THE DATA:
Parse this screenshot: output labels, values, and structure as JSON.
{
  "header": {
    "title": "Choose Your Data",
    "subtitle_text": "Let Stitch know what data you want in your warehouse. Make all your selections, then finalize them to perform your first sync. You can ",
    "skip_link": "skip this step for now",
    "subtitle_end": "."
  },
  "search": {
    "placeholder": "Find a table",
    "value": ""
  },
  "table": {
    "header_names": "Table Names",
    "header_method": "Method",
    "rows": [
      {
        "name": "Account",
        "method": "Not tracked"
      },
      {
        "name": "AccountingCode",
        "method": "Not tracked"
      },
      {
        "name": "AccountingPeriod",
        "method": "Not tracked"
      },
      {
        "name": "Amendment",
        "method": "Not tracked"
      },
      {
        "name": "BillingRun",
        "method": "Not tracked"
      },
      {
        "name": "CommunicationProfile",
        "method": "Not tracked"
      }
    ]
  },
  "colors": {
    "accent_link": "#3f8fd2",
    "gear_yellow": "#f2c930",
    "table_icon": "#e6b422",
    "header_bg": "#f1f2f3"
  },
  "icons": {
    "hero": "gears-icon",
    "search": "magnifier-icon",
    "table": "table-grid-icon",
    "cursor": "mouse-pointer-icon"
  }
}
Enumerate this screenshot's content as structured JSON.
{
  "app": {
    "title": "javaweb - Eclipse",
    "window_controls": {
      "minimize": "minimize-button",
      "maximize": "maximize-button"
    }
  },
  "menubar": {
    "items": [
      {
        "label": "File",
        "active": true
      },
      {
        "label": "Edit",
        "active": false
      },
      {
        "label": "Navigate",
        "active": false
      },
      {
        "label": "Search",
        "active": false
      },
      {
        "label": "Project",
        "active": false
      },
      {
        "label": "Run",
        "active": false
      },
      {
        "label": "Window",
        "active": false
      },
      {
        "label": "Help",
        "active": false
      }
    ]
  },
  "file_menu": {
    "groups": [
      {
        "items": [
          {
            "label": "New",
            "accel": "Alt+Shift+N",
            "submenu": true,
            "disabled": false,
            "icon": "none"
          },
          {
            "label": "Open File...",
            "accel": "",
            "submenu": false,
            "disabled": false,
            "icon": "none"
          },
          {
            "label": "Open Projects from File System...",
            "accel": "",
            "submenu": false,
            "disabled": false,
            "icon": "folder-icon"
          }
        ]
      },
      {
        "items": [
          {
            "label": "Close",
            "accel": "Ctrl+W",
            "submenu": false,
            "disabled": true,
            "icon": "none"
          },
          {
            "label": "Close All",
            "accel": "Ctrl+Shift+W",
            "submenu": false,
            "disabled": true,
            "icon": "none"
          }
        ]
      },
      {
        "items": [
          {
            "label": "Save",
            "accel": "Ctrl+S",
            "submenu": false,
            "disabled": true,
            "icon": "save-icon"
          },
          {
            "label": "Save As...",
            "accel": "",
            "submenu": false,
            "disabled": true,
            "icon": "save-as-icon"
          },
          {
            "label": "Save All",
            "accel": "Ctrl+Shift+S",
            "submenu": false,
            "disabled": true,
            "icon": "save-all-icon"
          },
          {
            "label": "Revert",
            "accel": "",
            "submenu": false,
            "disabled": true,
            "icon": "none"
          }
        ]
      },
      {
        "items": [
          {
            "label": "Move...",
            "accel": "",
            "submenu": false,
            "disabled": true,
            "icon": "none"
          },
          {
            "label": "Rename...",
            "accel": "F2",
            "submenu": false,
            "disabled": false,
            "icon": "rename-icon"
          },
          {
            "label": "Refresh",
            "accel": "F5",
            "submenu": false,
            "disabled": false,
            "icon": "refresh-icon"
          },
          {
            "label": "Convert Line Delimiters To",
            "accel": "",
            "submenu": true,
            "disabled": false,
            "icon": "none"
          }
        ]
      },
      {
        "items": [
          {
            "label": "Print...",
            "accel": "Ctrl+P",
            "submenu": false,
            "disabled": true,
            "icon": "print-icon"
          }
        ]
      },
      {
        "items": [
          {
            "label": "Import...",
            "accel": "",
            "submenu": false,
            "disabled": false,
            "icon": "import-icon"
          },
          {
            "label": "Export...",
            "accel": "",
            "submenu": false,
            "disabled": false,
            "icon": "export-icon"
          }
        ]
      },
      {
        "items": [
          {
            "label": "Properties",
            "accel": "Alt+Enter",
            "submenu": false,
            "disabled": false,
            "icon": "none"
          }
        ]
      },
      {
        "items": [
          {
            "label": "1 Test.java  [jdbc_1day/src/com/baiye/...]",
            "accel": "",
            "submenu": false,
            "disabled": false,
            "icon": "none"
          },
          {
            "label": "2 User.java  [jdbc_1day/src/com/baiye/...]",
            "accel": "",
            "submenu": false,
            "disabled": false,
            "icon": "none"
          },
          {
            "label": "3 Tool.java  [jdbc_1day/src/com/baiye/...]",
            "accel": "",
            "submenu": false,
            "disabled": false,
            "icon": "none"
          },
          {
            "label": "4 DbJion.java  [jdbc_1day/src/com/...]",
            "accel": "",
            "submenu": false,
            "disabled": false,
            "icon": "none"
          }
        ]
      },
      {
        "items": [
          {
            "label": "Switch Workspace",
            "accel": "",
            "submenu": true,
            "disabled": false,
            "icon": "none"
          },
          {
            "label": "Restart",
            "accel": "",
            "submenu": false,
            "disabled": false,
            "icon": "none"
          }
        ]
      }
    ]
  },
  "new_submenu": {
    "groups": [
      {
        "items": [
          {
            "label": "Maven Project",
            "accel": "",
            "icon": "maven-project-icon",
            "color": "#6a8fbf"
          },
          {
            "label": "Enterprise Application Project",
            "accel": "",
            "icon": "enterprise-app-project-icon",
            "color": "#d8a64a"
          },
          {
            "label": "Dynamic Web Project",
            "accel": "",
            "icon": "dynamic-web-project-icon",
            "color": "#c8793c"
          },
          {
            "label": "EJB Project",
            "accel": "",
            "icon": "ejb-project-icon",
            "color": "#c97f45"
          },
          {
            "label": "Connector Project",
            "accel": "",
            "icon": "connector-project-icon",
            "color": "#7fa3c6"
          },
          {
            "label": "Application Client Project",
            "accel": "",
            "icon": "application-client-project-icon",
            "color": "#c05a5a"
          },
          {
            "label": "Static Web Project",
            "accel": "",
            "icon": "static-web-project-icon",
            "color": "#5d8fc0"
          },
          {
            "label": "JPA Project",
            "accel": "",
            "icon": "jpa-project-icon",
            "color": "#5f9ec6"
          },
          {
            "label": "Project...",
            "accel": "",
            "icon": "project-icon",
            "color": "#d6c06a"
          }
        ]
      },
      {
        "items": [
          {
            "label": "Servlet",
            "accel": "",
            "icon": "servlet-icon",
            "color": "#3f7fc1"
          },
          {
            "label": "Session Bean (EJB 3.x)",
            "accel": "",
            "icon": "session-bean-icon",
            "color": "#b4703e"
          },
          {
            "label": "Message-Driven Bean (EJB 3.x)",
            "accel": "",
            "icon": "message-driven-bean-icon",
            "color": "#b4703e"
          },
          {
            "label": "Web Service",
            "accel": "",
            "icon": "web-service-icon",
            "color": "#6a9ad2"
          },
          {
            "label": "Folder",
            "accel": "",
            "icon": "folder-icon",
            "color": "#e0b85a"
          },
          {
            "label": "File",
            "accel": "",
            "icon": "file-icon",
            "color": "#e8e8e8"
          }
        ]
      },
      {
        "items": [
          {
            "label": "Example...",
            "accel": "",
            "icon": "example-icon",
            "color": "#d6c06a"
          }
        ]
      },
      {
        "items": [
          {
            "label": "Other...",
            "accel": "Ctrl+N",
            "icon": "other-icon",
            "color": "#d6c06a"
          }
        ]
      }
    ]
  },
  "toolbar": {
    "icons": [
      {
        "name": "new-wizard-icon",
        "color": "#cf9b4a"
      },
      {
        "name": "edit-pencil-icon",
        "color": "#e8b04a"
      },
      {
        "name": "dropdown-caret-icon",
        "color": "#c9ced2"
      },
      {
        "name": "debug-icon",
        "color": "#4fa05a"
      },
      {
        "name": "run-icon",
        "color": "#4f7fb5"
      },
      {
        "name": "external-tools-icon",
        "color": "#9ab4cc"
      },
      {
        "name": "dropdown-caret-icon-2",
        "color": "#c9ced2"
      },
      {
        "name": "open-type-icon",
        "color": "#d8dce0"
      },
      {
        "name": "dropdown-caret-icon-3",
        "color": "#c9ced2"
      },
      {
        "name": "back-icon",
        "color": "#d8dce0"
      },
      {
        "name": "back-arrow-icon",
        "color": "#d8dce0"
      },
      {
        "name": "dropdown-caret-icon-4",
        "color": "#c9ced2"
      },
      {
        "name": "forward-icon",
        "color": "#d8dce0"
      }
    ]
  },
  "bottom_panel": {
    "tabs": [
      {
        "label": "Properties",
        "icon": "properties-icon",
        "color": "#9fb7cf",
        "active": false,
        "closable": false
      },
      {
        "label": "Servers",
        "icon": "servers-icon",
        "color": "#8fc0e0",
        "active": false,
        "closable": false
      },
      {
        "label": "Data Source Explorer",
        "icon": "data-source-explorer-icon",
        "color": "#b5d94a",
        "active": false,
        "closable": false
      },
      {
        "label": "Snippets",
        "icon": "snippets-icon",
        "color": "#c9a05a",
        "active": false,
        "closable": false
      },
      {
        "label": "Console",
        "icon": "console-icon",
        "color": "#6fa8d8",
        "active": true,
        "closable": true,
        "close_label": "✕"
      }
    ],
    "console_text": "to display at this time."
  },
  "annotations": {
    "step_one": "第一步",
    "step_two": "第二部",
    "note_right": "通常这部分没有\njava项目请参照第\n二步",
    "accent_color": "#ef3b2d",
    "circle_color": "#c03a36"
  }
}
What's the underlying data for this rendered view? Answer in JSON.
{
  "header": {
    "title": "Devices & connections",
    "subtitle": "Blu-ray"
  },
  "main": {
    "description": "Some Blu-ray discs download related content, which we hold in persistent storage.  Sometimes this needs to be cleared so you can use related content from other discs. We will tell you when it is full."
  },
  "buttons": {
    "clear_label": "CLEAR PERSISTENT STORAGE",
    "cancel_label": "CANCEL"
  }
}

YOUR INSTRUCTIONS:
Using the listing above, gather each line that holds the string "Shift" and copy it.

RESPONSE:
            "accel": "Alt+Shift+N",
            "accel": "Ctrl+Shift+W",
            "accel": "Ctrl+Shift+S",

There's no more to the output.